U.S military just demonstrated the U-2 Spyplane acting as a linking craft, for connecting with an F-22 Raptor mid-flight.
The Spyplane performed as a data translator for an F-22 Raptor so it could communicate with an F-35, which happened for the first time. Previously, an F-22’s communication set could only translate data coming in from another F-22, however, using the Spyplane, the military for the first time demonstrated how fifth-generation fighters are sharing data with each other effectively.
The project Hydra test was conducted by Lockheed Martin Skunk Works for testing the communication performance of the Spyplane, other parties included in the test were US Missile Defense Agency and the US Air Force where an F-22 successfully connected with five F-35 Lightning IIs.
Since its launch in 2005, the F-22 Raptor has proved to be one of the most advanced fighters in the fleet, however, it lacked good communication, unless it was with another F-22. This made the Raptor’s pilots to communicate with other fighters through old-fashioned voice radio calls, which didn’t prove as effective.
Such an advanced fighter not equipped with the right communication set? You must be thinking of it as an engineering fault, which I’d likely tell you that it isn’t, rather is a case of clashing requirements. The F-22 is designed to be stealthy, hence, Intra-Flight Data Link (radio transmitter) is needed to communicate with the super-fast aircraft.

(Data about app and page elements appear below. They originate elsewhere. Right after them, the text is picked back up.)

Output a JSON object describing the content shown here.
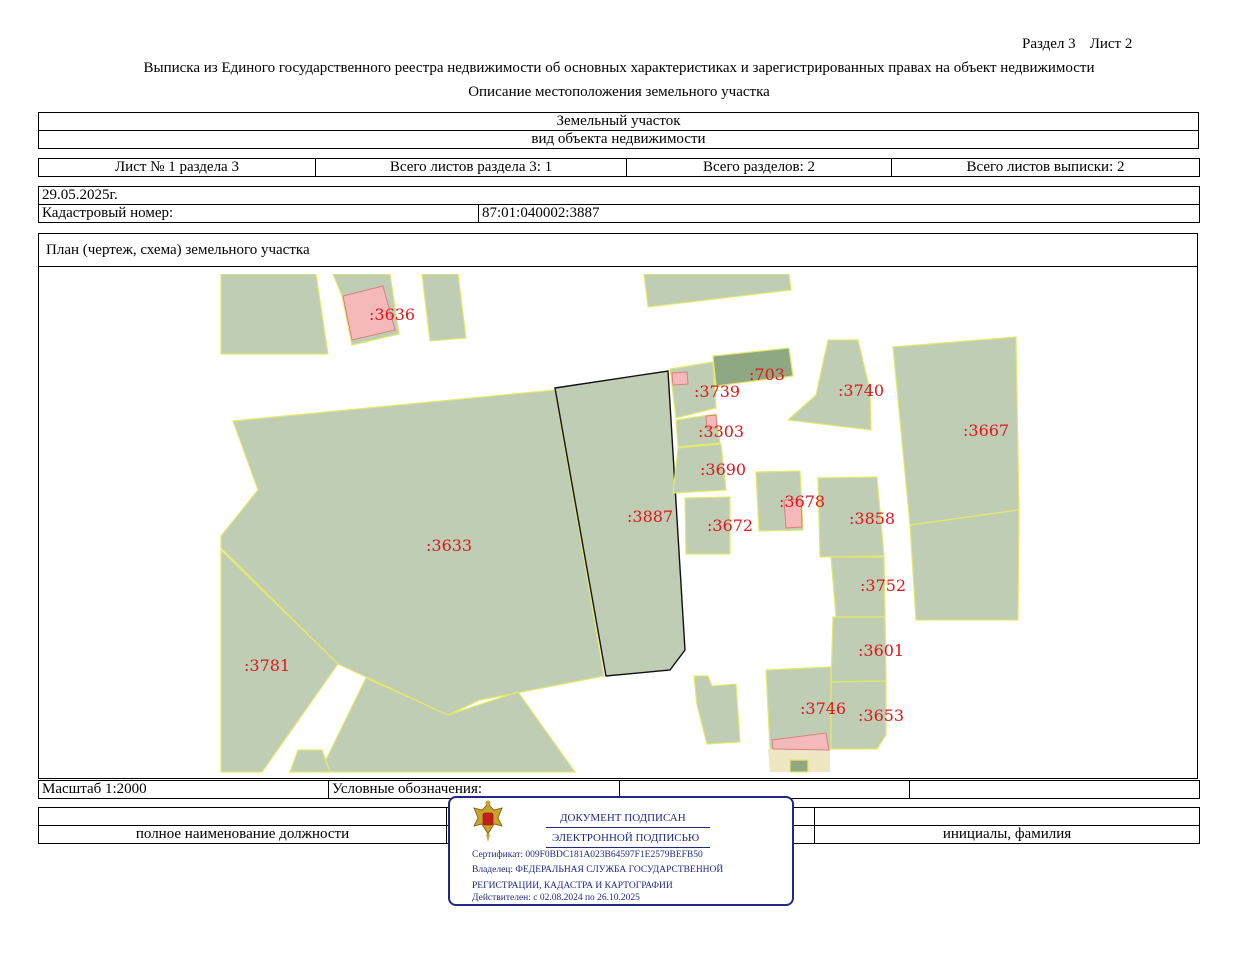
{
  "header": {
    "section": "Раздел 3",
    "sheet": "Лист 2",
    "title": "Выписка из Единого государственного реестра недвижимости об основных характеристиках и зарегистрированных правах на объект недвижимости",
    "subtitle": "Описание местоположения земельного участка"
  },
  "object": {
    "type_value": "Земельный участок",
    "type_caption": "вид объекта недвижимости"
  },
  "sheets": {
    "sheet_no": "Лист № 1 раздела 3",
    "total_section_sheets": "Всего листов раздела 3: 1",
    "total_sections": "Всего разделов: 2",
    "total_extract_sheets": "Всего листов выписки: 2"
  },
  "info": {
    "date": "29.05.2025г.",
    "cadastral_label": "Кадастровый номер:",
    "cadastral_value": "87:01:040002:3887"
  },
  "plan": {
    "title": "План (чертеж, схема) земельного участка",
    "labels": [
      ":3636",
      ":703",
      ":3739",
      ":3740",
      ":3667",
      ":3303",
      ":3690",
      ":3678",
      ":3887",
      ":3858",
      ":3672",
      ":3633",
      ":3752",
      ":3601",
      ":3781",
      ":3746",
      ":3653"
    ]
  },
  "footer": {
    "scale": "Масштаб 1:2000",
    "legend": "Условные обозначения:",
    "position_caption": "полное наименование должности",
    "name_caption": "инициалы, фамилия"
  },
  "stamp": {
    "line1": "ДОКУМЕНТ ПОДПИСАН",
    "line2": "ЭЛЕКТРОННОЙ ПОДПИСЬЮ",
    "certificate": "Сертификат: 009F0BDC181A023B64597F1E2579BEFB50",
    "owner_1": "Владелец: ФЕДЕРАЛЬНАЯ СЛУЖБА ГОСУДАРСТВЕННОЙ",
    "owner_2": "РЕГИСТРАЦИИ, КАДАСТРА И КАРТОГРАФИИ",
    "validity": "Действителен: с 02.08.2024 по 26.10.2025",
    "color": "#1f2a86"
  },
  "colors": {
    "parcel_fill": "#bfcdb4",
    "parcel_border": "#e4e86a",
    "label": "#e0161b",
    "building": "#f6b9b9"
  }
}
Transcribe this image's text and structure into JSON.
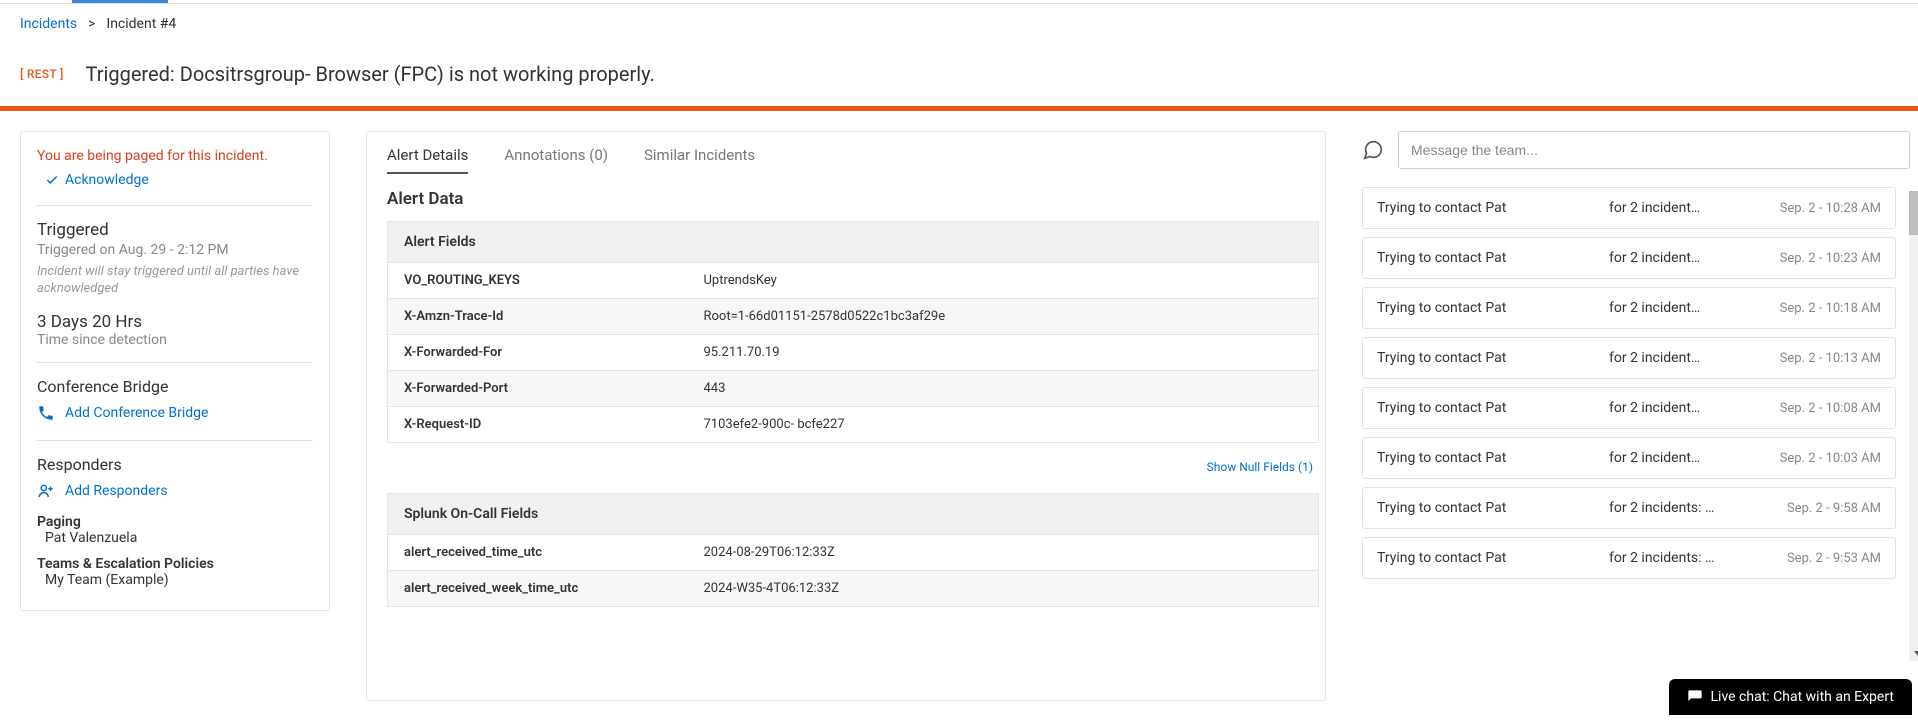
{
  "breadcrumb": {
    "root": "Incidents",
    "current": "Incident #4"
  },
  "header": {
    "rest_badge": "[ REST ]",
    "title": "Triggered: Docsitrsgroup- Browser (FPC) is not working properly."
  },
  "left": {
    "paged_text": "You are being paged for this incident.",
    "ack_label": "Acknowledge",
    "triggered_head": "Triggered",
    "triggered_sub": "Triggered on Aug. 29 - 2:12 PM",
    "triggered_note": "Incident will stay triggered until all parties have acknowledged",
    "duration": "3 Days 20 Hrs",
    "duration_sub": "Time since detection",
    "conf_head": "Conference Bridge",
    "add_conf": "Add Conference Bridge",
    "resp_head": "Responders",
    "add_resp": "Add Responders",
    "paging_label": "Paging",
    "paging_value": "Pat Valenzuela",
    "teams_label": "Teams & Escalation Policies",
    "teams_value": "My Team (Example)"
  },
  "tabs": {
    "alert_details": "Alert Details",
    "annotations": "Annotations (0)",
    "similar": "Similar Incidents"
  },
  "center": {
    "alert_data_head": "Alert Data",
    "alert_fields_head": "Alert Fields",
    "alert_fields": [
      {
        "k": "VO_ROUTING_KEYS",
        "v": "UptrendsKey"
      },
      {
        "k": "X-Amzn-Trace-Id",
        "v": "Root=1-66d01151-2578d0522c1bc3af29e"
      },
      {
        "k": "X-Forwarded-For",
        "v": "95.211.70.19"
      },
      {
        "k": "X-Forwarded-Port",
        "v": "443"
      },
      {
        "k": "X-Request-ID",
        "v": "7103efe2-900c-                                          bcfe227"
      }
    ],
    "show_null": "Show Null Fields (1)",
    "splunk_head": "Splunk On-Call Fields",
    "splunk_fields": [
      {
        "k": "alert_received_time_utc",
        "v": "2024-08-29T06:12:33Z"
      },
      {
        "k": "alert_received_week_time_utc",
        "v": "2024-W35-4T06:12:33Z"
      }
    ]
  },
  "right": {
    "msg_placeholder": "Message the team...",
    "log": [
      {
        "who": "Trying to contact Pat",
        "what": "for 2 incident…",
        "when": "Sep. 2 - 10:28 AM"
      },
      {
        "who": "Trying to contact Pat",
        "what": "for 2 incident…",
        "when": "Sep. 2 - 10:23 AM"
      },
      {
        "who": "Trying to contact Pat",
        "what": "for 2 incident…",
        "when": "Sep. 2 - 10:18 AM"
      },
      {
        "who": "Trying to contact Pat",
        "what": "for 2 incident…",
        "when": "Sep. 2 - 10:13 AM"
      },
      {
        "who": "Trying to contact Pat",
        "what": "for 2 incident…",
        "when": "Sep. 2 - 10:08 AM"
      },
      {
        "who": "Trying to contact Pat",
        "what": "for 2 incident…",
        "when": "Sep. 2 - 10:03 AM"
      },
      {
        "who": "Trying to contact Pat",
        "what": "for 2 incidents: …",
        "when": "Sep. 2 - 9:58 AM"
      },
      {
        "who": "Trying to contact Pat",
        "what": "for 2 incidents: …",
        "when": "Sep. 2 - 9:53 AM"
      }
    ]
  },
  "chat_expert": "Live chat: Chat with an Expert"
}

An interesting catch with the F-22s communication is that it could receive radio signals coming from the standard systems used by US and NATO. However, it couldn’t do the same when it comes to transmit the signals back with the same efficacy, making that it cannot communicate back to other fighter aircrafts. An F-35, packing a similar downside that it could not communicate back with an F-22, uses Multifunction Advanced Data Link to establish communication effectively. MADL was supposed to be pre-installed in an F-22 but was cancelled due to the systems pricey setup.

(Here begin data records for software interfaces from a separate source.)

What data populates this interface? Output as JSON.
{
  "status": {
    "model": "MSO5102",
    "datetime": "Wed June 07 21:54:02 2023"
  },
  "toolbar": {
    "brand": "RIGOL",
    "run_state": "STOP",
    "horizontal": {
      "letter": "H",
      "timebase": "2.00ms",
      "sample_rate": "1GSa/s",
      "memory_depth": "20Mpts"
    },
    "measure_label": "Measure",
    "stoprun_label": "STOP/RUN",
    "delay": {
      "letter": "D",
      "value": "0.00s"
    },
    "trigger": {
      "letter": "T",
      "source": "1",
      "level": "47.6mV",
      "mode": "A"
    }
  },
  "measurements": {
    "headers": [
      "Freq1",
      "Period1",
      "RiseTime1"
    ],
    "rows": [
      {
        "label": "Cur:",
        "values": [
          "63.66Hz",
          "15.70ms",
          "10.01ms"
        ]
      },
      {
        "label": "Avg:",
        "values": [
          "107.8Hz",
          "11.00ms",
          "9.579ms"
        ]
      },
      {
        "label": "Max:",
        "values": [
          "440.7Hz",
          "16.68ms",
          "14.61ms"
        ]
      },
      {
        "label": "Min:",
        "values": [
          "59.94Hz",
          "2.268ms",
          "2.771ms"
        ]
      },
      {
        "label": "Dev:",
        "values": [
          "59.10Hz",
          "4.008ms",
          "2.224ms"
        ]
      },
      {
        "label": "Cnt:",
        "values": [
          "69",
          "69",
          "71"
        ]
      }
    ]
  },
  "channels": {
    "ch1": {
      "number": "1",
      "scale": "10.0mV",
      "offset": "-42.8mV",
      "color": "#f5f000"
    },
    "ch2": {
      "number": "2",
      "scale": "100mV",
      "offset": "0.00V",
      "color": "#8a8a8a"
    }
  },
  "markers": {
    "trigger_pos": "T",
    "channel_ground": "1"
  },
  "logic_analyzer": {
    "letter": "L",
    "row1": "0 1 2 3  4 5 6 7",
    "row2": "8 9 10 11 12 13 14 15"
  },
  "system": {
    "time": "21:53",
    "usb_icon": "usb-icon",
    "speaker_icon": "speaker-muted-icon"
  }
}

Communication between the next-gen fighter jets is as crucial as their speed. The military conducted Project Hydra in attempts to create an effective link between the aircrafts. The program will make use of Open Systems Gateway payload equipped in a high-flying U-2 Spyplane for translating and relaying data between the F-22s and F-35s, assisting would be the units on the ground over a Tactical Targeting Network Terminal link. Moreover, it also sends target tracks to fighters’ avionics and pilot screens.
“Project Hydra marks the first time that bi-directional communications were established between 5th Generation aircraft in-flight, while also sharing operational and sensor data down to ground operators for real-time capability,” said Jeff Babione, vice president, Lockheed Martin Skunk Works. “This next-level connectivity reduces the data-to-decision timeline from minutes to seconds, which is critical in fighting today’s adversaries and advanced threats.”